As ASU enters its first NCAA Tournament in five years, the 10th-seeded Sun Devils need the scene to repeat in Thursday night's second-round matchup against No. 7 seed Texas. With Marshall hitting from the perimeter, they are a different team, and it's not a stretch to say their tournament success rests on his streaky jump shot.

"He's huge," sophomore point guard Jahii Carson said. "He's able to space out the court for us. He's able to knock down shots for us, and teams have to pay attention to him. That makes it easy for the big fellow (senior center Jordan Bachynski). He doesn't get trapped as much. It's easy for me to get into the paint because teams don't collapse as much. He's just about as big on the team as anybody."

Problem is, Marshall's jump shot has vanished. A 40-percent 3-point shooter, he has missed 17 of his last 21 3-point attempts. Over ASU's past three games — losses to Oregon, Oregon State and Stanford — Marshall has shot 4 of 14, 1 of 12 and 2 of 8 from the field. As a result, the Sun Devils have limped rather than surged toward March Madness.

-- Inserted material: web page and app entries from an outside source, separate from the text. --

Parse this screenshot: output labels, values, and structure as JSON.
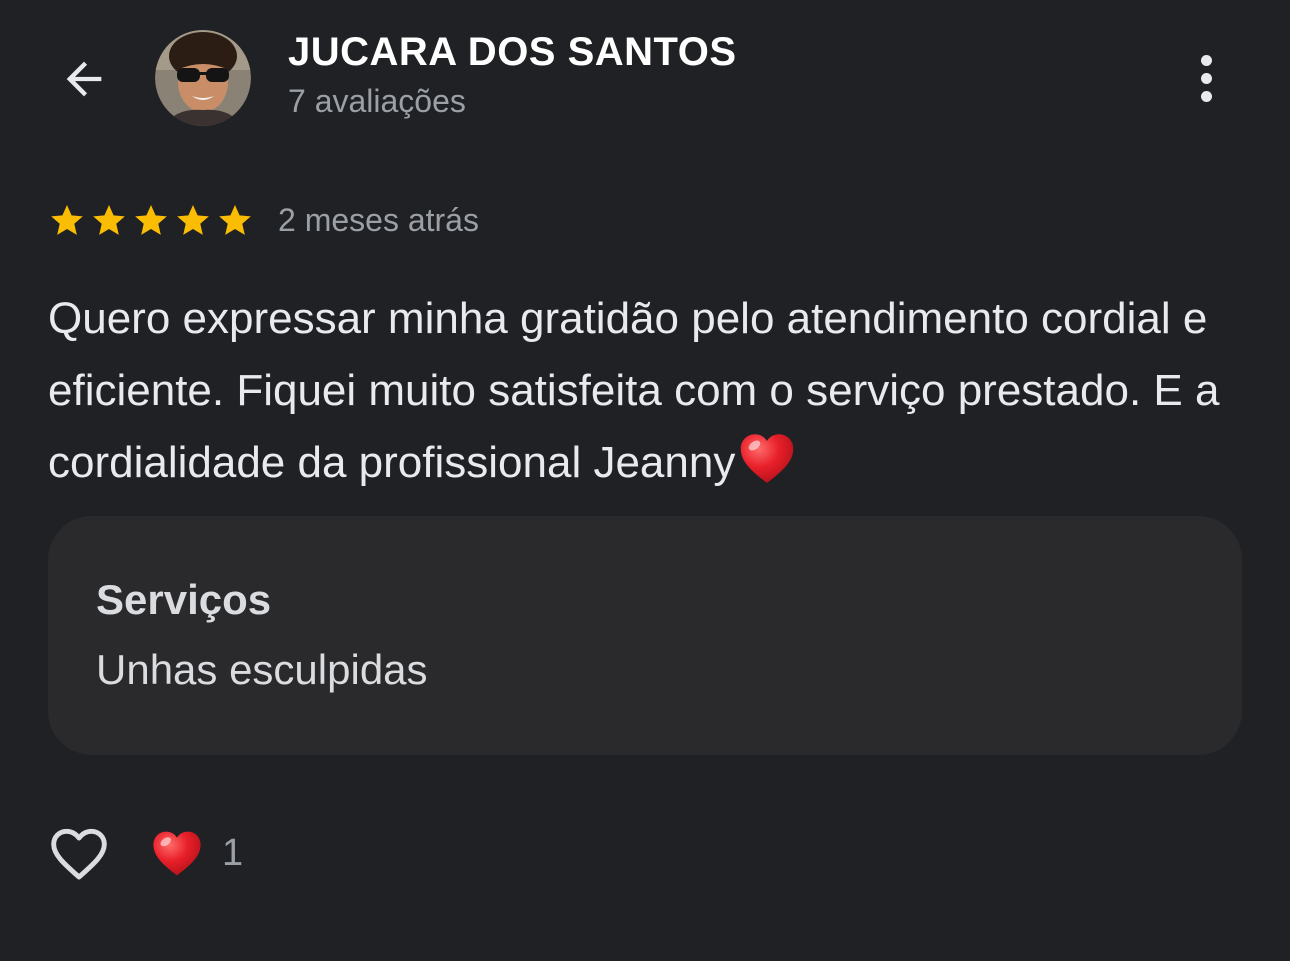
{
  "header": {
    "back_icon": "arrow-left-icon",
    "user_name": "JUCARA DOS SANTOS",
    "review_count": "7 avaliações",
    "more_icon": "more-vertical-icon"
  },
  "review": {
    "rating": 5,
    "max_rating": 5,
    "date": "2 meses atrás",
    "text": "Quero expressar minha gratidão pelo atendimento cordial e eficiente. Fiquei muito satisfeita com o serviço prestado. E a cordialidade da profissional Jeanny",
    "text_emoji": "heart-emoji-icon"
  },
  "services": {
    "title": "Serviços",
    "value": "Unhas esculpidas"
  },
  "actions": {
    "like_icon": "heart-outline-icon",
    "reaction_icon": "heart-emoji-icon",
    "reaction_count": "1"
  },
  "colors": {
    "background": "#202124",
    "card": "#2a2a2d",
    "star": "#fbbc04",
    "heart": "#e0282e",
    "secondary_text": "#9aa0a6"
  }
}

This could be a health issue. Marshall — ASU's second-leading scorer at 15 points per game — has battled knee issues throughout his career. He tore his patella tendon his senior season of high school and needed surgery. Since then, through three seasons at Penn State and this season at ASU, the injury has required preventative maintenance. Throughout this season, it wasn't uncommon to see the Sun Devils practicing while Marshall shot free throws off to the side, especially the day after a game.

Marshall said this week he feels fine, but he hasn't looked it. He doesn't seem to move as well as he did earlier this season, when he hit some of the biggest shots of ASU's season. On Jan. 29, Marshall hit a 3-pointer in the final minute to force overtime against California, a game the Sun Devils won. Sixteen days later, he scored 29 in an upset win of Arizona to earn Pac-12 Player of the Week honors.

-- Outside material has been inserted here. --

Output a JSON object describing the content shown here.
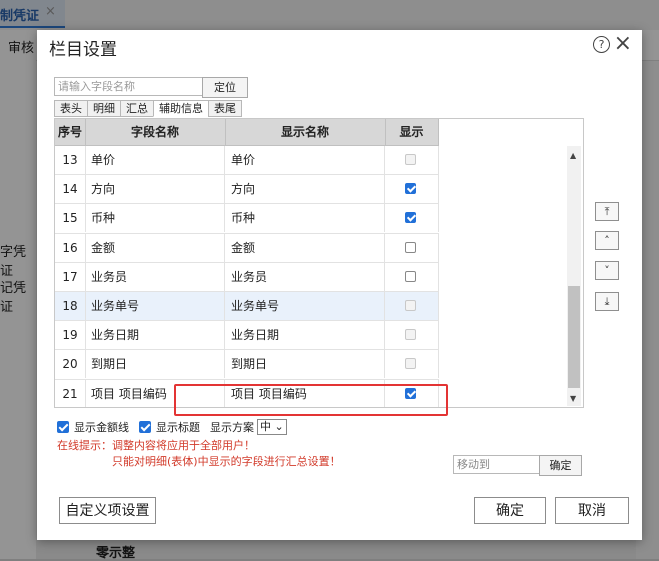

Since then, with the exception of a two-game scoring burst at home, Marshall mostly has struggled, and so have the Sun Devils, losing five of seven since celebrating the Arizona win on Valentine's Day.

"A lot of the ones I'm missing are wide open," Marshall said. "I've had some wide-open looks. A couple of them I felt like I was trying to guide the ball, but the other ones are rolling around, in and out of the basket. There's not much you can do about those."

To try to regain his touch, Marshall estimates he has put up 350 to 500 extra shots a day since the end of last week's Pac-12 Tournament. On Monday, he stayed after practice with assistant coach Stan Johnson shooting jumpers around the arc, with Johnson reminding the guard to focus on three things:

• Being long on his shot and not short.

• Getting his elbow to eye level rather than nose.

• Staying with the shot after the release, landing in the same spot every time.